Broadcasting Board of Governors:The BBG is the independent entity responsible for all U.S. government and government-sponsored nonmilitary international broadcasting. It is in charge of the International Broadcasting Bureau and its services, which include the Voice of America and the Office of Cuba Broadcasting. The board also oversees Radio Free Europe/Radio Liberty, Radio Free Asia, Radio and TV Marti, Alhurra, Radio Sawa, and the Middle East Broadcasting Networks. These organizations produce daily news and other programs. The unique thing about the BBG is that its broadcasts are focused on the international market rather than the United States. There is also a big need for broadcasters and reporters with foreign-language skills. You can find out more about the BBG at www.bbg.gov.

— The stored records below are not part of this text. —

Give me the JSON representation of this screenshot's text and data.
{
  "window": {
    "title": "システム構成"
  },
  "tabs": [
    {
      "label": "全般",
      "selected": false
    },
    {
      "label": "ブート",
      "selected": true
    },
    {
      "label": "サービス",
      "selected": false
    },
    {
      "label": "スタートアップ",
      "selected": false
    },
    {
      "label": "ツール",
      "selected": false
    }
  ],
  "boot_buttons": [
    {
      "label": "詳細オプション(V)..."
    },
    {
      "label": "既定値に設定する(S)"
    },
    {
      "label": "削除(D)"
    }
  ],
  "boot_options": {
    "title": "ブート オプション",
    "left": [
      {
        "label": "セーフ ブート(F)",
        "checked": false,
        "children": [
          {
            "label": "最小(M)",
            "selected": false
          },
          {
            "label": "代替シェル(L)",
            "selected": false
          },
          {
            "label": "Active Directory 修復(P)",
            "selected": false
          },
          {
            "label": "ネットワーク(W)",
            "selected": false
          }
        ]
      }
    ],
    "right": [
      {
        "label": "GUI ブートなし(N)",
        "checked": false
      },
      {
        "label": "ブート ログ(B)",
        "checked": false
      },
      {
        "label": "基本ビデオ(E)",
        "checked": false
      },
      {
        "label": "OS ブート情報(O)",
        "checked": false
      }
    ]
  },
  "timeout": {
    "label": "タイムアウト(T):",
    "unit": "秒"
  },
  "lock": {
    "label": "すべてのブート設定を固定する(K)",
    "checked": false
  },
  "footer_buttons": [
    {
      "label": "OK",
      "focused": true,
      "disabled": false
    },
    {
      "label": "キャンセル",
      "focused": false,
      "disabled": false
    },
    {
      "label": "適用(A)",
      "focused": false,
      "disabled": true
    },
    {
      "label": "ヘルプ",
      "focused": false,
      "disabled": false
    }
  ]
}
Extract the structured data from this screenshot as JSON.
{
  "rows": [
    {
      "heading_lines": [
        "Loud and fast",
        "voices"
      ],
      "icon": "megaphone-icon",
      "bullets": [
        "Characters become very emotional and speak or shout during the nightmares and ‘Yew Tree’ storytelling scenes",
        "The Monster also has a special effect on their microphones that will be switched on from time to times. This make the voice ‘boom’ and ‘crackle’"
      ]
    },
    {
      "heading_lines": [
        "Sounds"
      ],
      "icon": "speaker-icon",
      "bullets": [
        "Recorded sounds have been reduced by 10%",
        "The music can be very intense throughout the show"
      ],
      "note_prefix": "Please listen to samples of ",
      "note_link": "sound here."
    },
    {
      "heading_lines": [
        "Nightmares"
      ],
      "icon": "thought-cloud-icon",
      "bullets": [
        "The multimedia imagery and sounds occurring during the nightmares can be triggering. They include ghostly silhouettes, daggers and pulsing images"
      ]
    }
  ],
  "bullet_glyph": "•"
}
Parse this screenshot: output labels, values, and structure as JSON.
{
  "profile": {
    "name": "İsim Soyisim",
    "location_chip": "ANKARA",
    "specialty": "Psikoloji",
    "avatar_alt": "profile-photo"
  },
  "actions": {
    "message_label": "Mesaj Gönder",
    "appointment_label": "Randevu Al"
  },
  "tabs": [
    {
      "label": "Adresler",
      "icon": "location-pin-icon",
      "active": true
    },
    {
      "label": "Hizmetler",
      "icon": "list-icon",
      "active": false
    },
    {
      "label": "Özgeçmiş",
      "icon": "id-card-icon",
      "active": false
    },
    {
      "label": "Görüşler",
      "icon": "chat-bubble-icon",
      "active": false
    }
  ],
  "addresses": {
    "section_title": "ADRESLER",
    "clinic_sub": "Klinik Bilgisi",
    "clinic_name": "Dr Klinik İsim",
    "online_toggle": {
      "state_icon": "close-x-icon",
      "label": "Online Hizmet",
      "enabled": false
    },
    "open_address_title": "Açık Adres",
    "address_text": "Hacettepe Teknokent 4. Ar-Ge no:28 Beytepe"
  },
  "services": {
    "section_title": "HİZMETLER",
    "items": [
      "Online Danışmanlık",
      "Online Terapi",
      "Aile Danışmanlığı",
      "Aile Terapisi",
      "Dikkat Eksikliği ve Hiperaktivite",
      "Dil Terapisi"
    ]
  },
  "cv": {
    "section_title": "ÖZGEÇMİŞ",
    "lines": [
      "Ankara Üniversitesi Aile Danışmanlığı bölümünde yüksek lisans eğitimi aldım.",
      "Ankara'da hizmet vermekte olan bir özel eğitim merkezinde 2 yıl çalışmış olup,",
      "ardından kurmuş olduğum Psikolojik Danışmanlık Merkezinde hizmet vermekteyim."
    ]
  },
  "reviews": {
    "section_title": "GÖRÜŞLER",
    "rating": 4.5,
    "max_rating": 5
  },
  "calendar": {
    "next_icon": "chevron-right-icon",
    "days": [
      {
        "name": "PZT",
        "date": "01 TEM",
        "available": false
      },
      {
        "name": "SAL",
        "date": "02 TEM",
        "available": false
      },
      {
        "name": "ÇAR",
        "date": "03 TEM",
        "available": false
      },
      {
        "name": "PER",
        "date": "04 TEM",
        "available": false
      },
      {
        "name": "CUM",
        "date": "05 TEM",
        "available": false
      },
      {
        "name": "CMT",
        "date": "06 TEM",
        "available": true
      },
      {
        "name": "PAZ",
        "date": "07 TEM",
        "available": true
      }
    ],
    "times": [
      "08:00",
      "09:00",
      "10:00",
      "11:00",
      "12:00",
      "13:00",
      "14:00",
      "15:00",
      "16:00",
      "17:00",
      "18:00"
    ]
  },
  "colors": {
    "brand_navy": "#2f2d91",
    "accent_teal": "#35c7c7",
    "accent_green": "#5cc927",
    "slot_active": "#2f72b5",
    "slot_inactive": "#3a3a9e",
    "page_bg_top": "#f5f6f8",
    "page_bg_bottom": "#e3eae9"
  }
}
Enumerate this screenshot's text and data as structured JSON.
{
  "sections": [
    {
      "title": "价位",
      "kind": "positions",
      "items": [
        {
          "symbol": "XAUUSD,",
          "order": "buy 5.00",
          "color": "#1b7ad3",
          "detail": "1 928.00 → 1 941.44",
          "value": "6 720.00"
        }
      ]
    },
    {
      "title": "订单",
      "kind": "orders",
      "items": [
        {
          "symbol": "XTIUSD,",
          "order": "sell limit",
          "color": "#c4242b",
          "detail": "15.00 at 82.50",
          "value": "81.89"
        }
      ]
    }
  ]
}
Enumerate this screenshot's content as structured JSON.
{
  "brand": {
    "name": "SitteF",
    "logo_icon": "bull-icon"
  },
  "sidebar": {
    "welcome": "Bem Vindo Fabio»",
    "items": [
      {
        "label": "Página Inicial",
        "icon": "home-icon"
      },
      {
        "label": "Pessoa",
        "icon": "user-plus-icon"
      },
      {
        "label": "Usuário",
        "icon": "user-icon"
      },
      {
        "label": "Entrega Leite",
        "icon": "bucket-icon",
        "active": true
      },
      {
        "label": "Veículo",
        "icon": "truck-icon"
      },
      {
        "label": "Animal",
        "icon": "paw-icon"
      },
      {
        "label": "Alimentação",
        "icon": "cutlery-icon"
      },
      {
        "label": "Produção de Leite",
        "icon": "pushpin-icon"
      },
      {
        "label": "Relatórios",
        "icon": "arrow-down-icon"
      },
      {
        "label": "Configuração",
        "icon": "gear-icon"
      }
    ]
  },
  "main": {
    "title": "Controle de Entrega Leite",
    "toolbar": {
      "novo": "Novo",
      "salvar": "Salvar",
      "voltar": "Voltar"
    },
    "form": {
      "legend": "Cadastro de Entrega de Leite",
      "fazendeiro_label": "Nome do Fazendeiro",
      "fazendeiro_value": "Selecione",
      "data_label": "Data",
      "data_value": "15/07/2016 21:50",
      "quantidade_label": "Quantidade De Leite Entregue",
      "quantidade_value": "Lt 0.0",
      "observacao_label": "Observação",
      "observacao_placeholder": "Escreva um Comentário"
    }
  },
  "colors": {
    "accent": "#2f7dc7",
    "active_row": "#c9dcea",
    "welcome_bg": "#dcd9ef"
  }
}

The Defense Department’s Defense Media Activity:The DMA says it is the direct line for news and information to U.S. forces worldwide. The agency presents news and entertainment on several platforms, including radio, television, the Internet, print and emerging technologies. Its portfolio includes operating Web sites such as Defense.gov, running the American Forces Press Service, producing television shows on the Pentagon Channel, blogging on the DoDLive blog, providing photos for the Defense Imagery site, and producing publications such as Airman Magazine and Stars and Stripes. The DMA is staffed by military members and civilians who report, host, produce and serve as photographers, camera operators and technical support personnel. You can find out more at www.dma.mil.
If you like magazines, there are plenty of high-quality federal publications to work on. The State Department’s State Magazine looks and reads as well as any of the top travel publications. At the Agriculture Department, there is Agricultural Research magazine. The Smithsonian has its namesake magazine, and the National Geospatial-Intelligence Agency has Pathfinder. Each of these publications covers their agencies, their work and relevant issues in unique and interesting ways.
These are just a few of the government’s publications and programs. Besides these outlets, many of the public affairs or communications offices at various agencies produce Web sites, magazines, videos, newsletters, press releases and much more.
If you are a technical writer or an author, the need for your skills is also great because of the huge number of technical manuals and books the government produces. At www.gpo.gov, the Government Printing Office showcases a list of publications on everything from aviation and energy to insurance and war.
So if you are interested in journalism, public affairs, public relations, communications or writing, the government may be a place for you to take your talents. Look for these jobs on www.usajobs.gov, go to agencies’ sites or contact the publications.
Who knows? The next story I read or hear on a government-run network may be yours.
Derrick T. Dortch, president of the Diversa Group, is a career counselor who specializes in government job searches and military transition.